Tuesday, May 24, 2005
two for tuesdays; the DeVill and the convicted Cardinal
13/05/2005 4:40:00 PM
OTTAWA (CP) - Paul DeVillers was appointed a parliamentary secretary Friday with the job of helping to make Canadians healthier.
"I have asked Mr. DeVillers to assist me with the advisability of co-ordinating the governments activities related to healthier Canadians through recreation, physical activity and sport," Prime Minister Paul Martin said in a release.
DeVillers will work with several other government ministers to encourage greater physical activity and healthier Canadians, the release said.
Sports groups applauded the move while the Opposition called it an attempt by the government to give DeVillers a higher profile to help him be re-elected.
09/05/2005 2:17:00 PM
ROME (AP) - A Rome court convicted a Vatican cardinal and a top Vatican Radio official Monday of polluting the environment with electromagnetic waves from a transmission tower, an official from Vatican Radio said.
Roberto Cardinal Tucci, former head of Vatican Radio's management committee, and Rev. Pasquale Borgomeo, the station's director general, were sentenced to 10 days in jail, said Rev. Federico Lombardi, the station's program director. The sentences for the two Jesuits were automatically suspended.
Lombardi said the defendants would appeal.
"We're stunned," Lombardi said in a telephone interview. "We contend that our transmission is in line with accords between Italy and the Vatican."
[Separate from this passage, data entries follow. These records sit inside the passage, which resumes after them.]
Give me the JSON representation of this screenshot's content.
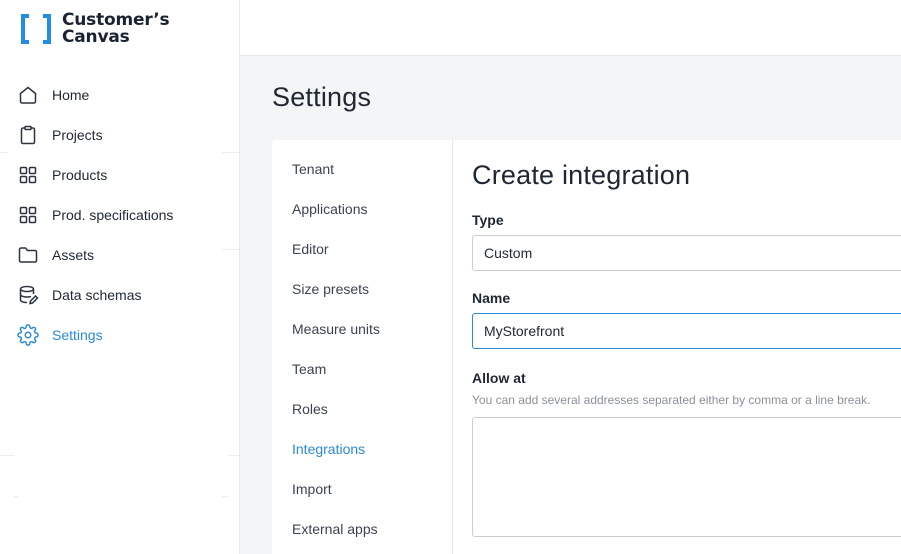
{
  "brand": {
    "line1": "Customer’s",
    "line2": "Canvas",
    "accent_color": "#1e8fe1"
  },
  "sidebar": {
    "items": [
      {
        "label": "Home",
        "icon": "home-icon"
      },
      {
        "label": "Projects",
        "icon": "clipboard-icon"
      },
      {
        "label": "Products",
        "icon": "grid-icon"
      },
      {
        "label": "Prod. specifications",
        "icon": "grid-icon"
      },
      {
        "label": "Assets",
        "icon": "folder-icon"
      },
      {
        "label": "Data schemas",
        "icon": "database-edit-icon"
      },
      {
        "label": "Settings",
        "icon": "gear-icon",
        "active": true
      }
    ],
    "active_color": "#2a8ad8"
  },
  "page": {
    "title": "Settings"
  },
  "settings_nav": {
    "items": [
      "Tenant",
      "Applications",
      "Editor",
      "Size presets",
      "Measure units",
      "Team",
      "Roles",
      "Integrations",
      "Import",
      "External apps"
    ],
    "active": "Integrations"
  },
  "form": {
    "title": "Create integration",
    "type": {
      "label": "Type",
      "value": "Custom"
    },
    "name": {
      "label": "Name",
      "value": "MyStorefront"
    },
    "allow_at": {
      "label": "Allow at",
      "hint": "You can add several addresses separated either by comma or a line break.",
      "value": ""
    }
  }
}
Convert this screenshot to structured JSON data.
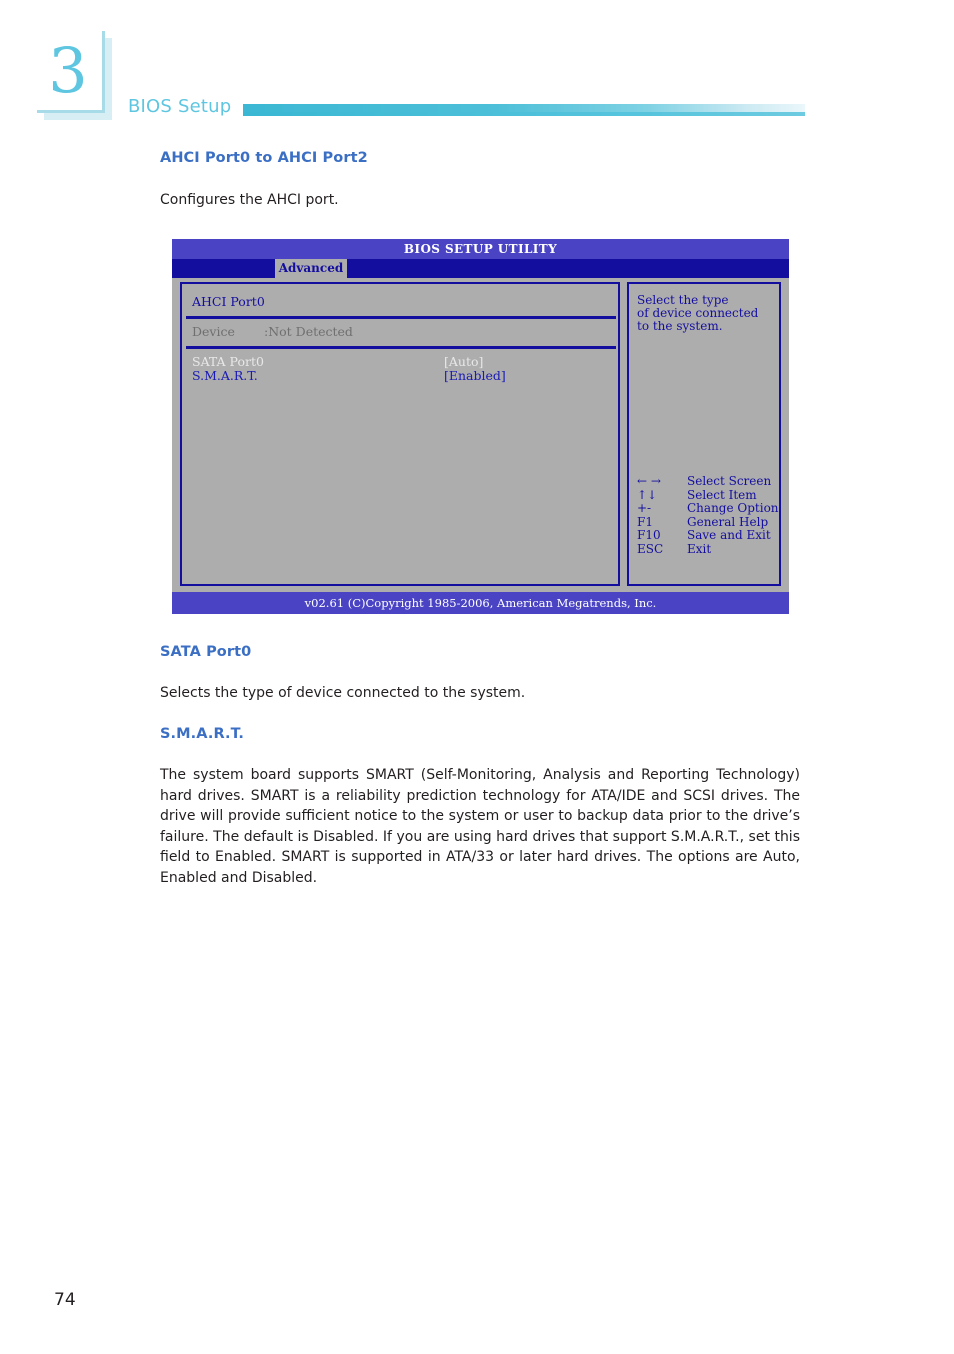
{
  "chapter": {
    "number": "3",
    "title": "BIOS Setup"
  },
  "page": {
    "number": "74"
  },
  "sections": [
    {
      "heading": "AHCI Port0 to AHCI Port2",
      "body": "Configures the AHCI port."
    },
    {
      "heading": "SATA Port0",
      "body": "Selects the type of device connected to the system."
    },
    {
      "heading": "S.M.A.R.T.",
      "body": "The system board supports SMART (Self-Monitoring, Analysis and Reporting Technology) hard drives. SMART is a reliability prediction technology for ATA/IDE and SCSI drives. The drive will provide sufficient notice to the system or user to backup data prior to the drive’s failure. The default is Disabled. If you are using hard drives that support S.M.A.R.T., set this field to Enabled. SMART is supported in ATA/33 or later hard drives. The options are Auto, Enabled and Disabled."
    }
  ],
  "bios": {
    "title": "BIOS SETUP UTILITY",
    "active_tab": "Advanced",
    "main": {
      "group_title": "AHCI Port0",
      "device_label": "Device",
      "device_value": ":Not Detected",
      "options": [
        {
          "label": "SATA Port0",
          "value": "[Auto]",
          "selected": false
        },
        {
          "label": "S.M.A.R.T.",
          "value": "[Enabled]",
          "selected": true
        }
      ]
    },
    "help": {
      "lines": [
        "Select the type",
        "of device connected",
        "to the system."
      ]
    },
    "legend": [
      {
        "key": "← →",
        "desc": "Select Screen"
      },
      {
        "key": "↑↓",
        "desc": "Select Item"
      },
      {
        "key": "+-",
        "desc": "Change Option"
      },
      {
        "key": "F1",
        "desc": "General Help"
      },
      {
        "key": "F10",
        "desc": "Save and Exit"
      },
      {
        "key": "ESC",
        "desc": "Exit"
      }
    ],
    "footer": "v02.61 (C)Copyright 1985-2006, American Megatrends, Inc."
  },
  "colors": {
    "accent_teal": "#5ec6e0",
    "heading_blue": "#3b6fc4",
    "bios_titlebar": "#4a44c4",
    "bios_tabbar": "#140e9e",
    "bios_body": "#adadad",
    "bios_navy_text": "#140e9e"
  }
}
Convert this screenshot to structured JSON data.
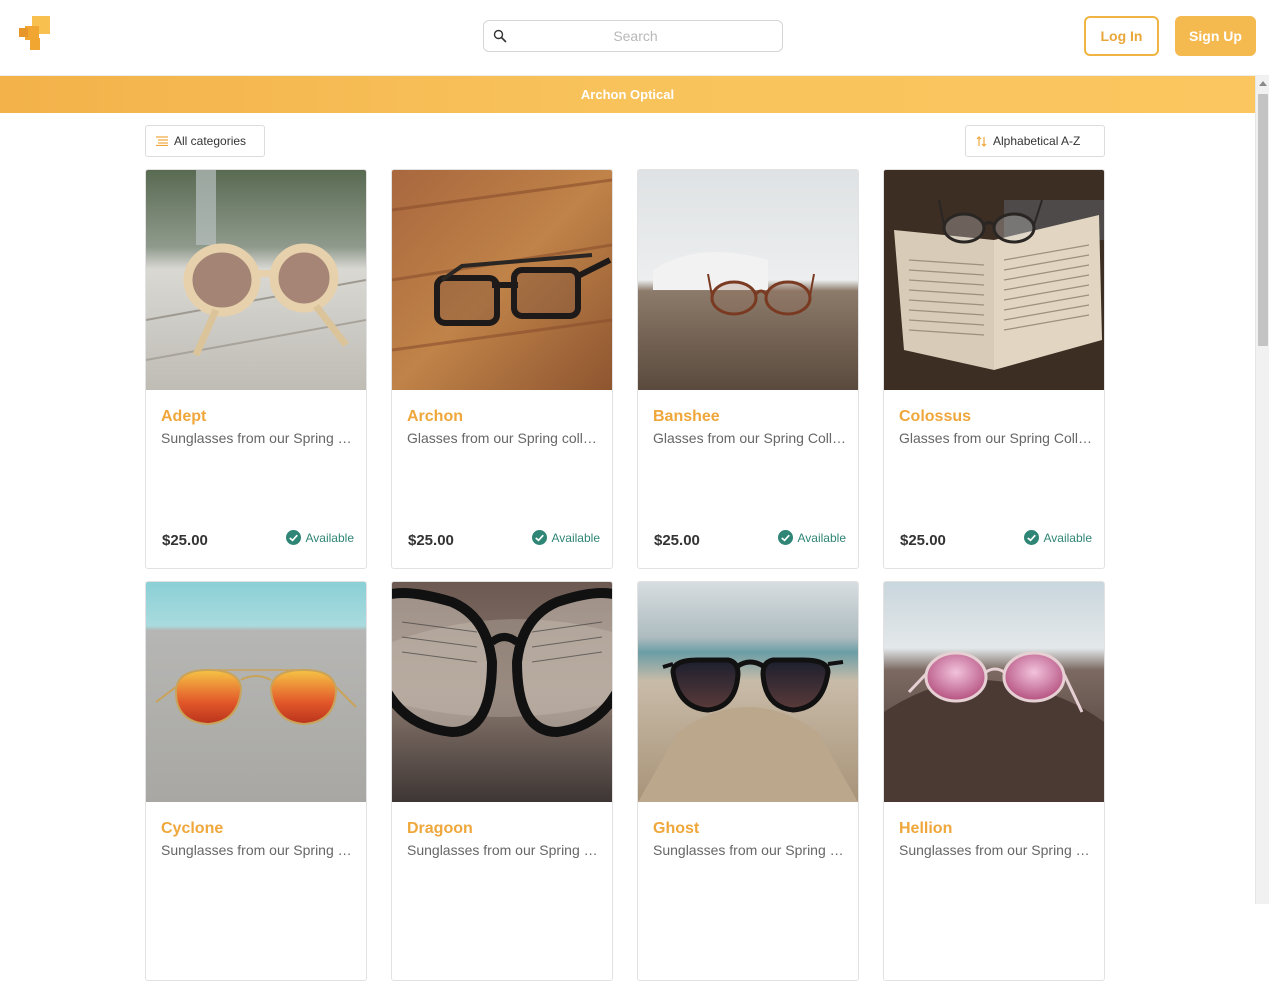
{
  "header": {
    "logo_icon": "logo-icon",
    "search": {
      "placeholder": "Search",
      "value": ""
    },
    "login_label": "Log In",
    "signup_label": "Sign Up"
  },
  "banner": {
    "title": "Archon Optical"
  },
  "filters": {
    "category_label": "All categories",
    "sort_label": "Alphabetical A-Z"
  },
  "colors": {
    "accent": "#f4b94f",
    "accent_text": "#efa73b",
    "available": "#2f8576"
  },
  "products": [
    {
      "name": "Adept",
      "description": "Sunglasses from our Spring collection",
      "price": "$25.00",
      "status": "Available"
    },
    {
      "name": "Archon",
      "description": "Glasses from our Spring collection",
      "price": "$25.00",
      "status": "Available"
    },
    {
      "name": "Banshee",
      "description": "Glasses from our Spring Collection",
      "price": "$25.00",
      "status": "Available"
    },
    {
      "name": "Colossus",
      "description": "Glasses from our Spring Collection",
      "price": "$25.00",
      "status": "Available"
    },
    {
      "name": "Cyclone",
      "description": "Sunglasses from our Spring collection",
      "price": "",
      "status": ""
    },
    {
      "name": "Dragoon",
      "description": "Sunglasses from our Spring collection",
      "price": "",
      "status": ""
    },
    {
      "name": "Ghost",
      "description": "Sunglasses from our Spring collection",
      "price": "",
      "status": ""
    },
    {
      "name": "Hellion",
      "description": "Sunglasses from our Spring collection",
      "price": "",
      "status": ""
    }
  ]
}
A third Vatican Radio official, the head of technical services, was acquitted.
Prosecutors alleged that the officials violated Italy's strict standards on electromagnetic emissions, saying that transmitting equipment in the Rome suburb of Cesano damaged the health of those living nearby.
The exact charge was "dangerous launching of objects" - referring to the electromagnetic waves reaching the town.
Cesano residents applauded the prosecutors as they left the courtroom. The prosecutors made no immediate comment.
"It is a great success and a great victory, for those people who have been suffering for years," said Lorenzo Parlati, head of the environment group Legambiente for the Lazio region, which was part of the civil suit.
"A mother whose child died of leukemia shouted out of emotion when the verdict was read out," he said.
Cristina Tabano, a lawyer from Codacons, a consumer group that joined in a civil suit attached to the trial, said she was satisfied the court found there was criminal responsibility.
Tabano said Cesano residents complained they could hear Vatican Radio broadcasts through their lamps because of electromagnetic disturbances.
The verdict was announced by Judge Luisa Martoni after about 30 minutes of deliberation.
Prosecutors had asked for 15-day sentences.
In 2002, a judge threw out the case, which had been brought by environmentalists, saying the Vatican officials enjoyed immunity under a 1929 treaty between the Holy See and Italy that established the Vatican as an independent city-state.
But Italy's supreme court later ruled that the Vatican Radio officials could be tried, and the case went ahead.
Tucci, an 84-year-old who is now retired, was made a cardinal in 2001 by the late Pope John Paul for his years of work in leading advance teams for the pontiff's many overseas pilgrimages.